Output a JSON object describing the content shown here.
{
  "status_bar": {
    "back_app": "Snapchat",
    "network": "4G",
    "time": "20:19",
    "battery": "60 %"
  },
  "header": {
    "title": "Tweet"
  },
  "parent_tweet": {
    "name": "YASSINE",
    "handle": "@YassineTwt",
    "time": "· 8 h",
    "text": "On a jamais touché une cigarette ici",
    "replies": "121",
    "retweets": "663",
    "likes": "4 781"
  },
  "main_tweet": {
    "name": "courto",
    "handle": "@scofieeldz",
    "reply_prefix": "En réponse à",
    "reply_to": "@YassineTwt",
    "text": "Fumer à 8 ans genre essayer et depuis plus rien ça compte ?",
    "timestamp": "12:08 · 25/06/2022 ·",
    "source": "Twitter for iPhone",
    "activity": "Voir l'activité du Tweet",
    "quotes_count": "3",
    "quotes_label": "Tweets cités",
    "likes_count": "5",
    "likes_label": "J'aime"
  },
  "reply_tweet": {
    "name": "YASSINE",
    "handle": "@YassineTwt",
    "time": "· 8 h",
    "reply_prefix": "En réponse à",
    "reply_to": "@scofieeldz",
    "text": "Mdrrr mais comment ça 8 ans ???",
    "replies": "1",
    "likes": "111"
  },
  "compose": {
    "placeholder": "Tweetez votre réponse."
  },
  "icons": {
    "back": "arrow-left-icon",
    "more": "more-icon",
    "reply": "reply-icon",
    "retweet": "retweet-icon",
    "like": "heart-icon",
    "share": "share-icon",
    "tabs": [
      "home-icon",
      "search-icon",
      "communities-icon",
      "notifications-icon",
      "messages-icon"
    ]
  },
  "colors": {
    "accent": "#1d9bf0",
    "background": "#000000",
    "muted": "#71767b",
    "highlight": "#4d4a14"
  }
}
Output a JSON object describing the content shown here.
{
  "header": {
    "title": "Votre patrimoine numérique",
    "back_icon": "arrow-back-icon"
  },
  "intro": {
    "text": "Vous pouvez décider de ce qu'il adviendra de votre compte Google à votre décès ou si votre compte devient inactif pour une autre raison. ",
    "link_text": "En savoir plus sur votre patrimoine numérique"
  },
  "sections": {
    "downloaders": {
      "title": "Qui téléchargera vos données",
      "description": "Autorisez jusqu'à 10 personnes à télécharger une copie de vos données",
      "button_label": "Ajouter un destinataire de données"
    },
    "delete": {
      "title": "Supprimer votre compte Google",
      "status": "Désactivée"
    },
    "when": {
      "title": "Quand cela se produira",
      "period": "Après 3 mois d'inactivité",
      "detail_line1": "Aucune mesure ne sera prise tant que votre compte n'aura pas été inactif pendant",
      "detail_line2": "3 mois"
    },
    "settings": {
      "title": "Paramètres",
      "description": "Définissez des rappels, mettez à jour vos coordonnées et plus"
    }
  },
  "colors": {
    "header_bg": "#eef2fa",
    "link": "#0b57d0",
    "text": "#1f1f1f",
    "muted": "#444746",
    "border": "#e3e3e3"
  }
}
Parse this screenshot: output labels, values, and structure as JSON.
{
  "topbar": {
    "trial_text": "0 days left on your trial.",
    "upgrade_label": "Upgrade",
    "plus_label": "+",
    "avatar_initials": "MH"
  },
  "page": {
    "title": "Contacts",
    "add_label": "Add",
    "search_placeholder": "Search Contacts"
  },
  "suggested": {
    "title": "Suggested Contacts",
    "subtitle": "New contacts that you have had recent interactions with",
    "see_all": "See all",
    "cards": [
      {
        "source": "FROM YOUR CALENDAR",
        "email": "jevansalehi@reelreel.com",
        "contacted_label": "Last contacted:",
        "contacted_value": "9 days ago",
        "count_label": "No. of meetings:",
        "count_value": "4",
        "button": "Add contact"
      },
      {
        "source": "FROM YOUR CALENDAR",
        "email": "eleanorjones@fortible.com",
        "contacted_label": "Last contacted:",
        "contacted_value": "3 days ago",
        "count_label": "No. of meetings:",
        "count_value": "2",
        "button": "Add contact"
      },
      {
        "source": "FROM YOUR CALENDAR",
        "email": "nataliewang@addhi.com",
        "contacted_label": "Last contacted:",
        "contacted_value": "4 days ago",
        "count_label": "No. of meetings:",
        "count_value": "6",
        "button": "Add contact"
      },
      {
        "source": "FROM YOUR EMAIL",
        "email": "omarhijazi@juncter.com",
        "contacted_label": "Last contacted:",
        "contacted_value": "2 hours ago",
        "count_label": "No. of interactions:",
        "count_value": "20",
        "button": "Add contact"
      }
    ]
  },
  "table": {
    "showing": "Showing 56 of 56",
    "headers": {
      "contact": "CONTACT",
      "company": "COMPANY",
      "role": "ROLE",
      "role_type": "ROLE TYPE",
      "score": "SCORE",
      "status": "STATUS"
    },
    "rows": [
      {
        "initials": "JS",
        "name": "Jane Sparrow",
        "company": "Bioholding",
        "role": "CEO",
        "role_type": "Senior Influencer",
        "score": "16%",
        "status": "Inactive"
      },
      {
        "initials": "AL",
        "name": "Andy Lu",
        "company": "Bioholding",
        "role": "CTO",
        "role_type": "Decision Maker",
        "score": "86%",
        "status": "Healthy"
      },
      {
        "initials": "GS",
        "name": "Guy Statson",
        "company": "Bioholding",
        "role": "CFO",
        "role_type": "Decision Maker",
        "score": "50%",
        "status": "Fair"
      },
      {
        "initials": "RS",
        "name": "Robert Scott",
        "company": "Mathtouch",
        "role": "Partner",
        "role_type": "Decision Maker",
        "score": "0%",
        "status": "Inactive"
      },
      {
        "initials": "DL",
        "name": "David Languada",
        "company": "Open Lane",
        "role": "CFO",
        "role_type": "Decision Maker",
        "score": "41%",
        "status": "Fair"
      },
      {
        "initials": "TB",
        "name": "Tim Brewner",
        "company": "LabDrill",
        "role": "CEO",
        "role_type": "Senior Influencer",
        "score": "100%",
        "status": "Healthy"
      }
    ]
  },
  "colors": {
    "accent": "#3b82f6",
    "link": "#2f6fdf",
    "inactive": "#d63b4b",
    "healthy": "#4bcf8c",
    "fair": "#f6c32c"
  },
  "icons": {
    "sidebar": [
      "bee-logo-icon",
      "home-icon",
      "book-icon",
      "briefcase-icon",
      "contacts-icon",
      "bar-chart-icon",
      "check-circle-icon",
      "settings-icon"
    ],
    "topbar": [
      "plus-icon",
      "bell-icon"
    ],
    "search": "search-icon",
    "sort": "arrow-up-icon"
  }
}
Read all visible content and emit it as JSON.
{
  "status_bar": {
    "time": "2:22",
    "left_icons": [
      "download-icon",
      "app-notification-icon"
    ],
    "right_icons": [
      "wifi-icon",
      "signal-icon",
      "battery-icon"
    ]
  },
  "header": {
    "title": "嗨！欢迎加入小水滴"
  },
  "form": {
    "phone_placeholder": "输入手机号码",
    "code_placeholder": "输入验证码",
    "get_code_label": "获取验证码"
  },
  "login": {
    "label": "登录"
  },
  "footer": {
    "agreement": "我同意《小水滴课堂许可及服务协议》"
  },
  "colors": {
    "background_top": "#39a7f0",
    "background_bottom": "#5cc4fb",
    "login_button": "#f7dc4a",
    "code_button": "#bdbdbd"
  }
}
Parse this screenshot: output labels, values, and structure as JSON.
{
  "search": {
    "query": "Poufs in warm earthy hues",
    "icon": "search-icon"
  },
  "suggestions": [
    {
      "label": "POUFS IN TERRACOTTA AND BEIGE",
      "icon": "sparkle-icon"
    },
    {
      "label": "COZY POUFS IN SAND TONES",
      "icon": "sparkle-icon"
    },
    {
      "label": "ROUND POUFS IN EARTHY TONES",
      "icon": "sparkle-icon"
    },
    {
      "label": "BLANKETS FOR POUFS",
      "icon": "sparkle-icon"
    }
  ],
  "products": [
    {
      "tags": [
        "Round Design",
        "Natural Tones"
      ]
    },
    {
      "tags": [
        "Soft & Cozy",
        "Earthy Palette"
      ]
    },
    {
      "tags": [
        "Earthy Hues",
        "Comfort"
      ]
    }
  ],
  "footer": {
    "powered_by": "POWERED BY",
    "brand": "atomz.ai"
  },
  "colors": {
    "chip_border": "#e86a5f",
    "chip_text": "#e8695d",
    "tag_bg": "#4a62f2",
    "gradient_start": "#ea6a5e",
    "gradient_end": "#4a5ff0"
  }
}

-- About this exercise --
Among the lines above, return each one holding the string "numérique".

-- Exercise output --
    "title": "Votre patrimoine numérique",
    "link_text": "En savoir plus sur votre patrimoine numérique"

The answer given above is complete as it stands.